• [Exercise directions] Please give the count of lines below that include "JSON" and leave out everything else.
□ □ □ □ □
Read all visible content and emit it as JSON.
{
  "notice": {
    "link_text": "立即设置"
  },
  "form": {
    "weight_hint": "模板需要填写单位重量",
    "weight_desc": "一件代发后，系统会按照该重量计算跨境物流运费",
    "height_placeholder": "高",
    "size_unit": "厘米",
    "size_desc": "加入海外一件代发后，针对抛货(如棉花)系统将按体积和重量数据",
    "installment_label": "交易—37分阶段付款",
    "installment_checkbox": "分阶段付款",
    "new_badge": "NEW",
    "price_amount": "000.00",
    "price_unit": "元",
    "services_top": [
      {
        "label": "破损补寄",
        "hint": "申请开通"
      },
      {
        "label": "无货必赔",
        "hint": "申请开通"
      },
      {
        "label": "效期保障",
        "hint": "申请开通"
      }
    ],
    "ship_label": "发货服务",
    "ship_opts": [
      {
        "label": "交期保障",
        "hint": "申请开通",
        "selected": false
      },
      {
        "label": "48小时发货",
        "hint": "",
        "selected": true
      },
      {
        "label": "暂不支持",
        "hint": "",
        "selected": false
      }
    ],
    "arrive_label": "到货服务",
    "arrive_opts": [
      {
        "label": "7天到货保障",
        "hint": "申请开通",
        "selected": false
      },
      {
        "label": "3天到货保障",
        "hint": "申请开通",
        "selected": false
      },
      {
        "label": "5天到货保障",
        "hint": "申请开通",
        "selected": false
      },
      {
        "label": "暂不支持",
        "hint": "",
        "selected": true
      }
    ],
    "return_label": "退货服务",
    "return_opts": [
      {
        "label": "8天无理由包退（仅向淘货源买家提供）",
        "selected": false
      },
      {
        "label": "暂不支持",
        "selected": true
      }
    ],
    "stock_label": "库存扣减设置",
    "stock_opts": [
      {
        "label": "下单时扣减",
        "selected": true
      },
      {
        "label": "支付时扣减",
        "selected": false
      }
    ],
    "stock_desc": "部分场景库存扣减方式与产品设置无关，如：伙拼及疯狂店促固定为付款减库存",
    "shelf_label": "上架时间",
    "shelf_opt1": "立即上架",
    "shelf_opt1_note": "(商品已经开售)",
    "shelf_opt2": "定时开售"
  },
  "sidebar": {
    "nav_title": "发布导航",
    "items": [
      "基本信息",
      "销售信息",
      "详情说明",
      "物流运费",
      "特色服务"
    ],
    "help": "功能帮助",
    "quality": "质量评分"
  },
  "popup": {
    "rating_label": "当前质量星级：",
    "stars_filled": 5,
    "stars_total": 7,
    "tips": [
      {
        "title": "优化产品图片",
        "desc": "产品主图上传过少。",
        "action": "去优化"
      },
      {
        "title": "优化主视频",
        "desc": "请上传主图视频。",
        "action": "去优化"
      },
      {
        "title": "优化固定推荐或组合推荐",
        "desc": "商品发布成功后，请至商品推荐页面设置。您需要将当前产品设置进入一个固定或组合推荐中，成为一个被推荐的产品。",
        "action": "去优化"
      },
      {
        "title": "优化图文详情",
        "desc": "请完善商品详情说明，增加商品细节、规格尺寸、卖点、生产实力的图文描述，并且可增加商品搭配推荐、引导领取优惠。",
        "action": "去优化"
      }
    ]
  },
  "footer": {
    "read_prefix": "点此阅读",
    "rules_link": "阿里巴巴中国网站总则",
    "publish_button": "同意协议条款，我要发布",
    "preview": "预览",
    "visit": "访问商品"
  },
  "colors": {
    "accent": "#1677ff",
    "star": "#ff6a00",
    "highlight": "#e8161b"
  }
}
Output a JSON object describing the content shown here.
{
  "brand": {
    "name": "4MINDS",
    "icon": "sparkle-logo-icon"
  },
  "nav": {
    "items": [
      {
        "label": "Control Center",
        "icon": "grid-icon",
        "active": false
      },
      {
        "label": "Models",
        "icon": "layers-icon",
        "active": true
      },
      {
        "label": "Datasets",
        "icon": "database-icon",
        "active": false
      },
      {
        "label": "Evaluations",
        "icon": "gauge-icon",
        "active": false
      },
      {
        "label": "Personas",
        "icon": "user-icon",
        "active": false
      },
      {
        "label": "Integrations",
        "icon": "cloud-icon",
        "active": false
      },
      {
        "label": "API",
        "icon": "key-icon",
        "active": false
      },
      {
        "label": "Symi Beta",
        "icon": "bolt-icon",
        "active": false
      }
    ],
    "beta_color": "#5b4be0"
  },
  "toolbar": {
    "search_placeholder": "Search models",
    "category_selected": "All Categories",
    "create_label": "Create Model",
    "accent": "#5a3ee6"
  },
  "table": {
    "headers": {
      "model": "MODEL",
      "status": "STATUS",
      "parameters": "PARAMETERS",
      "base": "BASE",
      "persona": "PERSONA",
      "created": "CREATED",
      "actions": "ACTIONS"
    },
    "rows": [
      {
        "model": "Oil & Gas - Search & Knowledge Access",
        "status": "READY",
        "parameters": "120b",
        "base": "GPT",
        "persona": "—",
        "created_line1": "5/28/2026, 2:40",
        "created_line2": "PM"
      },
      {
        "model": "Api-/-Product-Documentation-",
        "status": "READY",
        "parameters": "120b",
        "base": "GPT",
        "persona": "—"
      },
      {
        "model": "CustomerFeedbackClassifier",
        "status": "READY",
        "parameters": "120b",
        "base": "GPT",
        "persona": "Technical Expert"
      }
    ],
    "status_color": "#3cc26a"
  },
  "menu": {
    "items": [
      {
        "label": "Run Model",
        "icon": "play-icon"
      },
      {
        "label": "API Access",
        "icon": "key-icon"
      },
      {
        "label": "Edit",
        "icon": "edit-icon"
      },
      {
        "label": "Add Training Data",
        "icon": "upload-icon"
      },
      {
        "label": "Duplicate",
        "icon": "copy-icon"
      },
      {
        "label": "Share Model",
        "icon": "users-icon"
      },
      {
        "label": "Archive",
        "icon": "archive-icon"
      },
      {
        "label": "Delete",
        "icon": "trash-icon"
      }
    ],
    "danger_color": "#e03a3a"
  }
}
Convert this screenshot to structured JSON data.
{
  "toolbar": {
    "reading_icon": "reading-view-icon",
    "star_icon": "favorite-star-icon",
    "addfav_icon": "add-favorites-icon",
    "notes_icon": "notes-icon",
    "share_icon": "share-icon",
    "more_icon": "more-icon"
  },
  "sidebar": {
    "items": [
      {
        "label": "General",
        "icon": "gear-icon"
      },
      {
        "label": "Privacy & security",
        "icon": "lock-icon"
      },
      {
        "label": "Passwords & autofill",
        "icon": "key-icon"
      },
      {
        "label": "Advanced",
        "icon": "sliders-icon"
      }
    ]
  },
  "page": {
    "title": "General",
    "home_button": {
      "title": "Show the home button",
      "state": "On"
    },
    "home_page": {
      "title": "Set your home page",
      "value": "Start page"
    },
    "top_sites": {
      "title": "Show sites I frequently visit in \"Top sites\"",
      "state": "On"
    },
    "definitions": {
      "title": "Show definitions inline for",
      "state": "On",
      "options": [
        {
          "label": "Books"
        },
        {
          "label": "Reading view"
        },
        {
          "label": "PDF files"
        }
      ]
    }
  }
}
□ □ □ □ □
• [Answer below] 3